— TASK OBJECTIVE —
Reproduce the entries exactly, beginning with the line containing "Parse this screenshot: output" and ending with their last line, both included.

[Excerpts from an interface dataset]
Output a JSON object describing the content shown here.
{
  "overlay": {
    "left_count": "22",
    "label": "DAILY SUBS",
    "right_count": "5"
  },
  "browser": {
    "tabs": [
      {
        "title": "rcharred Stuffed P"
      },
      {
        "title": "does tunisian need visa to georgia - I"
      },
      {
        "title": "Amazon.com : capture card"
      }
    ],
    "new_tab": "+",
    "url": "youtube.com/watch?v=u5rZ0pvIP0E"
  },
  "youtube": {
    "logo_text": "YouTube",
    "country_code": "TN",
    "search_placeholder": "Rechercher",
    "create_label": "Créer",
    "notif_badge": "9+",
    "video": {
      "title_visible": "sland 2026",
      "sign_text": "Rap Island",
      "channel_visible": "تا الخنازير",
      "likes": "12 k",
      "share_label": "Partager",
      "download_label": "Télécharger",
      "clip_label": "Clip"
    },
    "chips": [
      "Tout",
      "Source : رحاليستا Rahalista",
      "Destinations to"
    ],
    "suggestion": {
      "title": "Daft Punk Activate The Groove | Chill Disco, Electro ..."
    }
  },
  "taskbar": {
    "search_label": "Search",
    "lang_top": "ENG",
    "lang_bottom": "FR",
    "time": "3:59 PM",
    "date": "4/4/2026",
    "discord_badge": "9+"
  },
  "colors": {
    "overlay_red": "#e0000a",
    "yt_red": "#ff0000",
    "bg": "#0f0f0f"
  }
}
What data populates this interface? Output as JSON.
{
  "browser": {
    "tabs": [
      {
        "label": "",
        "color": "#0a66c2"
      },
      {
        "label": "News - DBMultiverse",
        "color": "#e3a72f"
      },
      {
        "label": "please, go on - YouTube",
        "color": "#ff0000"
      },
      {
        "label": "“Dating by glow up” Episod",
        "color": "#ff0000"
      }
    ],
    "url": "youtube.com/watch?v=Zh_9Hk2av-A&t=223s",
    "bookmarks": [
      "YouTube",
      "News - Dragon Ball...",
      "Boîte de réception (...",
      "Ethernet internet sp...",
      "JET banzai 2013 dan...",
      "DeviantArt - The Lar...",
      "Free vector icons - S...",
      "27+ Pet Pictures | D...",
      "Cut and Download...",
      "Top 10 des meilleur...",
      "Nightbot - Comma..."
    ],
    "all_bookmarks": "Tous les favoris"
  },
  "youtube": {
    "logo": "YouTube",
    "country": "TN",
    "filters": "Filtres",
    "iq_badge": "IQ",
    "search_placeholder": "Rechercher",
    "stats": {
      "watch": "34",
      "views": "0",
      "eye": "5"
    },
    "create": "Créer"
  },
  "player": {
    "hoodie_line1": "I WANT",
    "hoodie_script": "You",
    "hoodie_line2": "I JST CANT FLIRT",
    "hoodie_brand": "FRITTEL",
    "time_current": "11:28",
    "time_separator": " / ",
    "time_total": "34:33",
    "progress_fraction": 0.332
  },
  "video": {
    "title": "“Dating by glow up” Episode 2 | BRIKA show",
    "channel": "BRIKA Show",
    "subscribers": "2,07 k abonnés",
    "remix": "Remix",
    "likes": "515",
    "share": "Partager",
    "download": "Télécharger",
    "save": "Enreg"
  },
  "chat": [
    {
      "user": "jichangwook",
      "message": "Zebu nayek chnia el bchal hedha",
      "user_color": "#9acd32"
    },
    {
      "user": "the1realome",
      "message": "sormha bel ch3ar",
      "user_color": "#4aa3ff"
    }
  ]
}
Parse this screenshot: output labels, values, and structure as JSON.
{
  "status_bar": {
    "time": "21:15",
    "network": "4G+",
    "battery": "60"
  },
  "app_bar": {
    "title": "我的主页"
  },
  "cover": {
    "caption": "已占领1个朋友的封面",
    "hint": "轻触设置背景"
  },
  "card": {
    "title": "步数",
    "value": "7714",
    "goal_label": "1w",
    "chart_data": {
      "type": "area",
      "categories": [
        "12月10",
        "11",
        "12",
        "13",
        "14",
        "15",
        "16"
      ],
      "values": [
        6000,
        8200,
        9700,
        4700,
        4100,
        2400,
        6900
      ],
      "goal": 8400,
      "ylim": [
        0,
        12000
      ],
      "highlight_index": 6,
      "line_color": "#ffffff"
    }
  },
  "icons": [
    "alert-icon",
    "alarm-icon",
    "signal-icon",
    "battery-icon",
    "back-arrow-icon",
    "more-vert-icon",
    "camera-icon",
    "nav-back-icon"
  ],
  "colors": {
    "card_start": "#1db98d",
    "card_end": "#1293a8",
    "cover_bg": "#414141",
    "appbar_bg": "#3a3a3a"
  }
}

— SOLVED PROBLEM —
Parse this screenshot: output labels, values, and structure as JSON.
{
  "status_bar": {
    "time": "21:15",
    "network": "4G+",
    "battery": "60"
  },
  "app_bar": {
    "title": "我的主页"
  },
  "cover": {
    "caption": "已占领1个朋友的封面",
    "hint": "轻触设置背景"
  },
  "card": {
    "title": "步数",
    "value": "7714",
    "goal_label": "1w",
    "chart_data": {
      "type": "area",
      "categories": [
        "12月10",
        "11",
        "12",
        "13",
        "14",
        "15",
        "16"
      ],
      "values": [
        6000,
        8200,
        9700,
        4700,
        4100,
        2400,
        6900
      ],
      "goal": 8400,
      "ylim": [
        0,
        12000
      ],
      "highlight_index": 6,
      "line_color": "#ffffff"
    }
  },
  "icons": [
    "alert-icon",
    "alarm-icon",
    "signal-icon",
    "battery-icon",
    "back-arrow-icon",
    "more-vert-icon",
    "camera-icon",
    "nav-back-icon"
  ],
  "colors": {
    "card_start": "#1db98d",
    "card_end": "#1293a8",
    "cover_bg": "#414141",
    "appbar_bg": "#3a3a3a"
  }
}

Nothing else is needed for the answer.